What he finds is a town full of colors, cheer and happiness, which is a polar opposite from Halloweentown. With an idea in his head and excitement in his belly, he heads back to Halloweentown with a plan. That plan consists of kidnapping Santa Claus and appointing himself as the bearer of joy and gifts in an attempt to recapture his zest for life. The combination of the two holidays however, end with disastrous but hilarious consequences.
There is no doubt that The Nightmare Before Christmas came from Tim Burton’s brain. It was however, not directed by Burton, but by Henry Selick. Having two strong, creative minds behind the world of Jack Skellington only made this film better. Burton’s films always have a unique look to them. From the sets, to the landscape, to the characters, you just know when you’re watching one of his movies. One of the things I loved most about Nightmare is that its world is unlike anything I had seen previously.
Aside from the typical things associated with Halloween and Christmas, the landscape of the film was totally unique. I loved the townsfolk and the dark and dreary element to Halloweentown. Dried leaves, and bare branches. Tumbleweeds and wind. It’s all so perfectly Halloween (depending on which part of the world you live in of course) but it also managed to be rather charming. It goes without saying that the world of Christmastown was just as great. Instead of dried leaves and barren hills, we’re treated to a snowy, bright, joyful realm with elves making toys and children riding sleds. The worlds are polar opposites but fit in this film perfectly. At least until Jack starts making and handing out his own presents. Things get a little weird there.
Chris Sarandon (along with Danny Elfman in the singing portions) brings Jack to life through his voice. Jack is a typical Burton character, but by no means is he forgettable. He’s just a guy who goes about his life, and begins to question that life. He’s quirky and even though he’s the Pumpkin King, he’s a bit of a misfit and a bit misunderstood. I love these qualities about him. Even though he’s revered in his town, he wants to be better. That’s something that everyone feels at one point in their life.

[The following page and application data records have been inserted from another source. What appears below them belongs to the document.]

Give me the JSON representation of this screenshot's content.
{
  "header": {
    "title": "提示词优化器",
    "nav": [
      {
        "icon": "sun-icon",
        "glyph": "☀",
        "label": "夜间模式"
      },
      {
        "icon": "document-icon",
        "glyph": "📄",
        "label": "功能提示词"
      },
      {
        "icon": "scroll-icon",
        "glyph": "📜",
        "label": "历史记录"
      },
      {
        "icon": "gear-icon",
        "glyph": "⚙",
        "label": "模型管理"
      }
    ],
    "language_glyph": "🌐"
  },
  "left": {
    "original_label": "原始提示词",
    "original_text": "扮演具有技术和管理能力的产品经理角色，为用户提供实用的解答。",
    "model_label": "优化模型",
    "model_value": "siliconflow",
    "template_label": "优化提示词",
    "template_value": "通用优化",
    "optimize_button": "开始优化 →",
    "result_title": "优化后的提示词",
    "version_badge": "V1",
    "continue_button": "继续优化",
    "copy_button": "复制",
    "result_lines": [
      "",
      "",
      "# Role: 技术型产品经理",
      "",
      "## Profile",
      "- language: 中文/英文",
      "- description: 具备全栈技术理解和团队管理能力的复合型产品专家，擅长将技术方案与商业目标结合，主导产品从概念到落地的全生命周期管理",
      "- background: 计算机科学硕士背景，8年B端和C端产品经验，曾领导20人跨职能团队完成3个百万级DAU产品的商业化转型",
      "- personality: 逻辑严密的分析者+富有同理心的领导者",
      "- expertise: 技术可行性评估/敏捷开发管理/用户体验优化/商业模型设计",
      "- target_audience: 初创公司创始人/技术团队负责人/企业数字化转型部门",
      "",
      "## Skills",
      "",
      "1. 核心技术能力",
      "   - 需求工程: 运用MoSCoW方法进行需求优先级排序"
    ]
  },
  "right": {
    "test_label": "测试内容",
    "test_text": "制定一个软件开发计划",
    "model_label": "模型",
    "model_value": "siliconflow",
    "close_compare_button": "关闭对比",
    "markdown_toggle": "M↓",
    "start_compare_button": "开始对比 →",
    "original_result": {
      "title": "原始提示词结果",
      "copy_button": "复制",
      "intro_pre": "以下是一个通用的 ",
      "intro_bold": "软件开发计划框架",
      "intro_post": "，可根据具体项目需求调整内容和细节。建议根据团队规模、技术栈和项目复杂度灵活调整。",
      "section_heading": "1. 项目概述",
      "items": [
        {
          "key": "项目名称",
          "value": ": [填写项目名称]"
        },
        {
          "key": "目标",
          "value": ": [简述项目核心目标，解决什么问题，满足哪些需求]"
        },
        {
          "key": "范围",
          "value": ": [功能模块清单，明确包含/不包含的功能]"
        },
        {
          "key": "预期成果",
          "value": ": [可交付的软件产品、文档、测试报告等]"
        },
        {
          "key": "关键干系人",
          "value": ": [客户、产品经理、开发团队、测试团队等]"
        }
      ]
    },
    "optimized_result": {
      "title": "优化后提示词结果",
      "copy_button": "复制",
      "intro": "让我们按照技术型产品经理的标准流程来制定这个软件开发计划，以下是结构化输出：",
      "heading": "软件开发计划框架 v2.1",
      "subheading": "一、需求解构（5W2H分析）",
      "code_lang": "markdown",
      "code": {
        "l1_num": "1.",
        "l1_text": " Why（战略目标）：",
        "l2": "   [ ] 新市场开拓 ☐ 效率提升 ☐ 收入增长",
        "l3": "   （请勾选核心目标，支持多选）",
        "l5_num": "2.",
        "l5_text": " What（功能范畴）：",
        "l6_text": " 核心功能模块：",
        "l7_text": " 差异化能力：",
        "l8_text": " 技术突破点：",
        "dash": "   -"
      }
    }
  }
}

The one aspect that this film truly grasps (for me at least) was that feeling of wonder that only comes with innocence. I remember feeling awestruck at Christmas when we’d go look at the houses that were decorated, or once the tree was finished. That sense of wonder only comes when you’re a child and slowly fades to something else as an adult. Jack looks upon Christmastown with that same look of wonder and wants to be a part of it so bad. I think that’s something that all of us can relate to.

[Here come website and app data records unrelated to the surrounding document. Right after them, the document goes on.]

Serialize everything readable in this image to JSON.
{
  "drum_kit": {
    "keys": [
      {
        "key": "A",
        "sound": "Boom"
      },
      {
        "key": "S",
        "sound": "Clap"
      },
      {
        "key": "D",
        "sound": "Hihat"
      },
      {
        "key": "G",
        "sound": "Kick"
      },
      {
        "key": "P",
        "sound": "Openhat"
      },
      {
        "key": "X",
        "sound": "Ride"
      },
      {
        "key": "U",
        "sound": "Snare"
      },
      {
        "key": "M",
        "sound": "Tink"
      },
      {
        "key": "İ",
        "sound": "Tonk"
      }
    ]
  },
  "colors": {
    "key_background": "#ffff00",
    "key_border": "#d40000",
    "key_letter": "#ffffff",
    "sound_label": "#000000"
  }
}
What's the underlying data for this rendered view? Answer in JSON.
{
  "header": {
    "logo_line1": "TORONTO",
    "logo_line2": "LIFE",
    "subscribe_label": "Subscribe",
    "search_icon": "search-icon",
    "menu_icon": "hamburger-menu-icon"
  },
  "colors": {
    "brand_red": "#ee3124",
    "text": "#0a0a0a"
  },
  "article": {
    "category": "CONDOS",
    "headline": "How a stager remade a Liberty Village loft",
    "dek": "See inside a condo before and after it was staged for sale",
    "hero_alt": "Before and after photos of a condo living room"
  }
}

When Pixar released WALL-E, the biggest thing I heard was how they were able to convey so much emotion without using any dialogue. With Nightmare, I was amazed to see how much emotion could be conveyed when the character didn’t have any eyes. Actually he didn’t even have a face per se. Just a skull, devoid of flesh. His facial expressions speak volumes and you know what he’s feeling just by his brow line. A furrowed brow goes a long way in getting his point across.
As if this film wasn’t lively enough, adding the other characters enriched to the point of being a classic. Sally (voiced by Catherine O’Hara), Lock, Shock, Barrell, the Mayor, Dr. Finklestein, Oogie Boogie all added to the tapestry of the film, but my favorite secondary character, was that of Jack’s ghost dog Zero. Don’t ask me why, I just love him. Maybe it’s just because I’m a sucker for dogs.
This is a film that holds up to time and even now, 17 years later (yes it’s been that long) it still holds its appeal. Doesn’t matter what I’m doing at the time, if it’s on, I have to sit and watch it. The soundtrack is catchy, thanks to Danny Elfman, and there isn’t a Halloween/Christmas season that goes by without a viewing.
Once I get through the annual 24 hour A Christmas Story marathon that airs every year here in the States, I’m moving on to The Nightmare Before Christmas once again. If you’ve never seen it, I highly recommend watching it. If you have seen it, watch it again. You won’t regret it.